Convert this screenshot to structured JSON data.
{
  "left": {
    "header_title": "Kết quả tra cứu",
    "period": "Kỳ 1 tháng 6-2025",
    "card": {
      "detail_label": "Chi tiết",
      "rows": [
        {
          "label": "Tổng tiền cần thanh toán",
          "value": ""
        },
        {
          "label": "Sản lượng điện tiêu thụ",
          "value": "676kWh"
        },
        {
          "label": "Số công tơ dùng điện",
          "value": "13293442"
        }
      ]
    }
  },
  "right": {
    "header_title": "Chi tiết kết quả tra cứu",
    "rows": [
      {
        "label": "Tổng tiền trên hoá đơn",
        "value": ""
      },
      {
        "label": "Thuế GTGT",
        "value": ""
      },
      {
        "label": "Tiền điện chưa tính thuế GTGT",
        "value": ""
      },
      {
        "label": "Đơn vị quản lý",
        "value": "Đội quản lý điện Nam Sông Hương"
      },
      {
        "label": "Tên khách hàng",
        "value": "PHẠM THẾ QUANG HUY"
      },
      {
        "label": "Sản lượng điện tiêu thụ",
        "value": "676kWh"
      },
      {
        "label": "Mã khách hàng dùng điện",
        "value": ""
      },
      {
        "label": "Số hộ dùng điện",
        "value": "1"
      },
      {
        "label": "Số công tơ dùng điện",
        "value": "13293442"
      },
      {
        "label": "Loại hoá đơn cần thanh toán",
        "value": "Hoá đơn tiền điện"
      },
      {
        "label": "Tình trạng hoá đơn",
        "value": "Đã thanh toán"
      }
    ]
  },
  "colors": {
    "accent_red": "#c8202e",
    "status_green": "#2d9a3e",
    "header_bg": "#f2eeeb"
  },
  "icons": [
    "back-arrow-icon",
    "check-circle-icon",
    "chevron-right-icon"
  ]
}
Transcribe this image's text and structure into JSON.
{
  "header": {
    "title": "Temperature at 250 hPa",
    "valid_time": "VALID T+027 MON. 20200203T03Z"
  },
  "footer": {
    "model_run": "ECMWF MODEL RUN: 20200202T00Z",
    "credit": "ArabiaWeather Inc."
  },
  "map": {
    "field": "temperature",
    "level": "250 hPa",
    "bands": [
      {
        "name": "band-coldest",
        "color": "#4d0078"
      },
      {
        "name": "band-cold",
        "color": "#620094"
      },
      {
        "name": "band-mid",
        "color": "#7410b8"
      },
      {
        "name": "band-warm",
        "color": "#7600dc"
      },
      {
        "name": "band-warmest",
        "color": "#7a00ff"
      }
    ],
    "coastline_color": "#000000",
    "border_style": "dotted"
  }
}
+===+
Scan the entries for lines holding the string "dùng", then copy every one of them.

          "label": "Số công tơ dùng điện",
        "label": "Mã khách hàng dùng điện",
        "label": "Số hộ dùng điện",
        "label": "Số công tơ dùng điện",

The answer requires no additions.